How Sunlight Influences Metabolism
All life forms evolved with a daily dose of sunlight. Extensive research has shown that most life forms use sunlight as a cue to regulate their metabolism and energy use. For example, in mammals, during the active part of their daily cycle, they have a higher body temperature, and this requires more energy. Opsin 5 in the hypothalamus is one component of a system that regulates these processes.
The study from Lang and colleagues digs into the molecular and genetic details of how this light-driven metabolism machine works. The team studied multiple lines of genetically modified mice to track how they activated a fat-burning, body-warming process called thermogenesis when exposed to cold temperatures.
The team traced the brain's ability to trigger this response to the gene for Opsin 5. Then they discovered that visible violet light at the 380 nm wavelength acted like an off-switch telling the mice to shut down the fat-burning process. The study also showed that violet light had this effect in both newborn mice and in adults.
What does this mean for human health? With the advent of the Industrial Age and the Digital Age, many more people are spending most of their time inside, exposed to various types of indoor lighting that nearly always lack the violet wavelengths found in outdoor sunlight.
"With the modernization of society, many of us are now exposed to artificial lighting that is neither appropriate in timing nor spectral composition. This is not how we evolved." Zhang says.
Shining New Light on Indoor Lighting
Confirming that our bodies need the right type of light to manage our metabolism raises several questions.
How do sunlight exposure levels affect preterm infants vs. full-term newborns vs. developing children vs. grown adults? If too much indoor time as a child increases risks of obesity and metabolic diseases such as type 2 diabetes, are those metabolic settings permanent? Or might light therapy change how our metabolisms work?

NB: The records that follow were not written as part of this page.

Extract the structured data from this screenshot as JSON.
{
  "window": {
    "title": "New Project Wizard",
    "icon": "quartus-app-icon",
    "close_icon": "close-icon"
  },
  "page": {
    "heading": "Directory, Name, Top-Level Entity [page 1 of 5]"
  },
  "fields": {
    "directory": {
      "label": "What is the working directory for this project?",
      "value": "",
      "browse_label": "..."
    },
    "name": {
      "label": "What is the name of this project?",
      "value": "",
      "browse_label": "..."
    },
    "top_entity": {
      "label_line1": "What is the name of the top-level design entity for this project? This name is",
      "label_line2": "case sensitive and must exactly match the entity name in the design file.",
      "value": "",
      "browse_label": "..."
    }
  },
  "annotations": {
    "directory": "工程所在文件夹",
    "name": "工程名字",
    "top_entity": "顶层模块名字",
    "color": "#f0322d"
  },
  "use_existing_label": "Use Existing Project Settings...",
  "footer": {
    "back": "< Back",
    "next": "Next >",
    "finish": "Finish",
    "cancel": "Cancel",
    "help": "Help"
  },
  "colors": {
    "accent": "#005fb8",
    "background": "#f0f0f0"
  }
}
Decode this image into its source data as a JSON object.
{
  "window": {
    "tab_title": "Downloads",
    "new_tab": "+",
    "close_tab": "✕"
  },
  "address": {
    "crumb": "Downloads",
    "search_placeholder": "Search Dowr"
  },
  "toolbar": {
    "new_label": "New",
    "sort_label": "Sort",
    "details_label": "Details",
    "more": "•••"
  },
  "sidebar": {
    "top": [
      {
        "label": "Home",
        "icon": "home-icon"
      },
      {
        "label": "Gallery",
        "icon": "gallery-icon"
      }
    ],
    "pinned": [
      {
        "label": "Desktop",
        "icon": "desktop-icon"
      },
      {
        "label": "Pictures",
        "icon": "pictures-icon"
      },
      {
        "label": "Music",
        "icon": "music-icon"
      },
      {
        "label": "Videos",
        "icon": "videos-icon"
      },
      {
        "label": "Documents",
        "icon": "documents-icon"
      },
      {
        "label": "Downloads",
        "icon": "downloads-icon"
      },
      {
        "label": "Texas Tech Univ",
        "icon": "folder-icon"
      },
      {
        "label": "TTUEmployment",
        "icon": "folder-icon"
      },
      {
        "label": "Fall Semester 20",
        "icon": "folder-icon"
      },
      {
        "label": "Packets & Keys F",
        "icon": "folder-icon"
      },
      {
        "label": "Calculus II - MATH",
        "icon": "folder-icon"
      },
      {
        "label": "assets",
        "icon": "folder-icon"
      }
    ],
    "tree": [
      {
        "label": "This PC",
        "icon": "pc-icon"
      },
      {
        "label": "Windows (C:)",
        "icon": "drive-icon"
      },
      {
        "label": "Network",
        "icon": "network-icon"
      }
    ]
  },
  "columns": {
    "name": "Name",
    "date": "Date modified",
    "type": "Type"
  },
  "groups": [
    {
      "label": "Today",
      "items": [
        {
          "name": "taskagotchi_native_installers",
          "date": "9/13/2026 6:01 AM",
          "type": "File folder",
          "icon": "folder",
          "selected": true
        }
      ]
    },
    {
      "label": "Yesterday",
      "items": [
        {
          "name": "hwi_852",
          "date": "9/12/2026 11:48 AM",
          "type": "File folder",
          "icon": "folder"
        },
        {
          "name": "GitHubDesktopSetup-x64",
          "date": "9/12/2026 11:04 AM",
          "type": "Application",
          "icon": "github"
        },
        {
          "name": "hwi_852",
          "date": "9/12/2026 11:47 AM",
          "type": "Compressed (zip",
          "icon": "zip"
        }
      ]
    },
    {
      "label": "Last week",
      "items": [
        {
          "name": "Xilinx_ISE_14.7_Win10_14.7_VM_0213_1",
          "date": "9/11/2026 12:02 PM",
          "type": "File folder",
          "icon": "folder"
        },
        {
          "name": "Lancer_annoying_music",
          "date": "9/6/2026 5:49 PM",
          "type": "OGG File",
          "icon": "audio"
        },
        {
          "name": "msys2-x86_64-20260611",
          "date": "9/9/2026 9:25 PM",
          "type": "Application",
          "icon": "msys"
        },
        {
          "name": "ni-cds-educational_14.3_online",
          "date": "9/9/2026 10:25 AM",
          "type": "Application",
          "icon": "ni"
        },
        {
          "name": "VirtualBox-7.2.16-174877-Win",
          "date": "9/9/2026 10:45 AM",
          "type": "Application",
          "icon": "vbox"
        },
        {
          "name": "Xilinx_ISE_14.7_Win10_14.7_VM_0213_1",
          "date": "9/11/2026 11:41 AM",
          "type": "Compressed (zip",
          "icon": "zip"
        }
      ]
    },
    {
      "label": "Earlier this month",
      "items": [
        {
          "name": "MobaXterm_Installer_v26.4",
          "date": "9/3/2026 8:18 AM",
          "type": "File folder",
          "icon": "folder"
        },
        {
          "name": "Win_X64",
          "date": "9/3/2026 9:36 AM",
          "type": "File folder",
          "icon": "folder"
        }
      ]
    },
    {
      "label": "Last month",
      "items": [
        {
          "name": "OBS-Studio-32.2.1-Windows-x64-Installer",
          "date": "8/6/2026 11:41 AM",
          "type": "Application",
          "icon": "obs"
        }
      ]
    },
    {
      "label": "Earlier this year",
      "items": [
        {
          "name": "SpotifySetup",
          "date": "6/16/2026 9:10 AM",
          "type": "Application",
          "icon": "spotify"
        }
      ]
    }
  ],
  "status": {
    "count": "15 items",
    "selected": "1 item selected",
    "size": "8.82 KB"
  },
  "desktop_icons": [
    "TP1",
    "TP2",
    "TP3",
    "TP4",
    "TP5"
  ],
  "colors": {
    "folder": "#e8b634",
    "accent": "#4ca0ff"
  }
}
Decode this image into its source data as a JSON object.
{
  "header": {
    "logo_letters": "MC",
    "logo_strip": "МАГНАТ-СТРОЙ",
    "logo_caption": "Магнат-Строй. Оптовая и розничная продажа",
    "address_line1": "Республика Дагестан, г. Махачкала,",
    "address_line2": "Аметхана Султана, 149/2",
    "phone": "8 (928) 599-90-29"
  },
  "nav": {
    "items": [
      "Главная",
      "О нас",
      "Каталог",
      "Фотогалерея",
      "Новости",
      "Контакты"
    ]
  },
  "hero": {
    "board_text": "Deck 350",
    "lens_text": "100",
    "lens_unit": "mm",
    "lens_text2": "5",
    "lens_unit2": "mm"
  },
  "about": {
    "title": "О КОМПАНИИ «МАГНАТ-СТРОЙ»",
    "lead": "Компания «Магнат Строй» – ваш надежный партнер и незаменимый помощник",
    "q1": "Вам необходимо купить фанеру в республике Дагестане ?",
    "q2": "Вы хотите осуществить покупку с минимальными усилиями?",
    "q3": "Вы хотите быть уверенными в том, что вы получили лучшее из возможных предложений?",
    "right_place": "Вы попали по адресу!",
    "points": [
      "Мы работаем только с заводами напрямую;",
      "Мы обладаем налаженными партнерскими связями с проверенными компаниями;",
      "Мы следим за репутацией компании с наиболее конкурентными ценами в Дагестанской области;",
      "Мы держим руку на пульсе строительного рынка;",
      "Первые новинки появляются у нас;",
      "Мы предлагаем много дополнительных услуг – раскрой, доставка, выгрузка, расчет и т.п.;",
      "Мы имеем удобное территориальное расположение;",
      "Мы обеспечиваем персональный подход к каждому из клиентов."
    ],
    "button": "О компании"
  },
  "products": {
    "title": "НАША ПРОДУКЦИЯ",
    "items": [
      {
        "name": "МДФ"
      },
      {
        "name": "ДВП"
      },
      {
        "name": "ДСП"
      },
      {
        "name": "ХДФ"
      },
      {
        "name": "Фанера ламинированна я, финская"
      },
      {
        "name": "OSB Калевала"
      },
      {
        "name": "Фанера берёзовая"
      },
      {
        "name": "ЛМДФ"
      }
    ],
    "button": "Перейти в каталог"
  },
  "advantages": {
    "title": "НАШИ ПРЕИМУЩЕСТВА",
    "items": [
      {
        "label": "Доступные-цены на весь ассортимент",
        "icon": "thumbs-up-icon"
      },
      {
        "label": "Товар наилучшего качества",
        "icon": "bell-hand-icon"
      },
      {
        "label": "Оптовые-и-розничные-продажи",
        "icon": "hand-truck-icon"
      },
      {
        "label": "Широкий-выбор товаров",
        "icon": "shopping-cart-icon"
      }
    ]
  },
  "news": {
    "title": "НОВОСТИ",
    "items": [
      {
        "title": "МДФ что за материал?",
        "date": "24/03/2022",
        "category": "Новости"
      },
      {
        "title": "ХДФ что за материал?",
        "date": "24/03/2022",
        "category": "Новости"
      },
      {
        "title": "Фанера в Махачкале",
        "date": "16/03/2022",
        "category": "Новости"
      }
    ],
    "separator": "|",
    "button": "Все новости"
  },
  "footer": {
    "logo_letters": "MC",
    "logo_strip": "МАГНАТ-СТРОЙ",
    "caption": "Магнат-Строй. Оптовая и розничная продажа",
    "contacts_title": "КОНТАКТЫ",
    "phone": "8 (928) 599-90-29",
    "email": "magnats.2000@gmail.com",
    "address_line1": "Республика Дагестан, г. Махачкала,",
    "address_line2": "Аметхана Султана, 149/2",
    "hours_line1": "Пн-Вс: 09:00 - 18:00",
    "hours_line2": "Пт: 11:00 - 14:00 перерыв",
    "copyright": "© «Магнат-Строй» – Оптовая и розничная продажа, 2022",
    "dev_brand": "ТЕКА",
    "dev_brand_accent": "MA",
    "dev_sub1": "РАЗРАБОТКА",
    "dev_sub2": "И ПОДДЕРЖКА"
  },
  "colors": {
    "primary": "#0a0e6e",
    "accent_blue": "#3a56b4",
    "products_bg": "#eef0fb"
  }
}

Lang says the answers to such questions are not yet clear. And that's why, Jim Greenberg, MD, Co-Director of the Perinatal Institute is leading a multimillion-dollar project to install a high-tech, spectrally tunable lighting system in the medical center's new neonatal intensive care unit (NICU). The unit will be located in Cincinnati Children's new Critical Care Building, now under construction.
The new lights can be programmed to produce the full spectrum of sunlight, or various wavelengths within it, and at various intensities. The system can mimic how the sun rises and sets, and how sunlight changes during the seasons.
The system is being custom-designed exclusively for Cincinnati Children's, which already has applied for patents for crucial aspects of the system. Plans also call for a mobile version of the programmable lights, as this will allow researchers to explore settings beyond the NICU, Lang says.
"We have a great deal more to learn about how light affects human development and influences energy metabolism and disease susceptibility" Lang says. "This may be the dawn of a new understanding of how people can live healthier lives in the modern world."
About this study
In addition to Lang and Zhang, co-authors from Cincinnati Children's include Shane D'Souza: Shruti Vemaraju, Gowri Nayak, Kevin Gaitonde, Courtney Linne, April Smith, Nathan Petts, Matthew Batie, Rajib Mukherjee, Durgesh Tiwari, Christina Gross, and Joan Sanchez-Gurmaches.
This study also involved collaborations with experts at Yale University, the University of Michigan, and the University of Washington.
Funding sources included the National Institutes of Health, Research to Prevent Blindness, the David and Lucile Packard Foundation and the American Heart Association.
SOURCE Cincinnati Children's Hospital Medical Center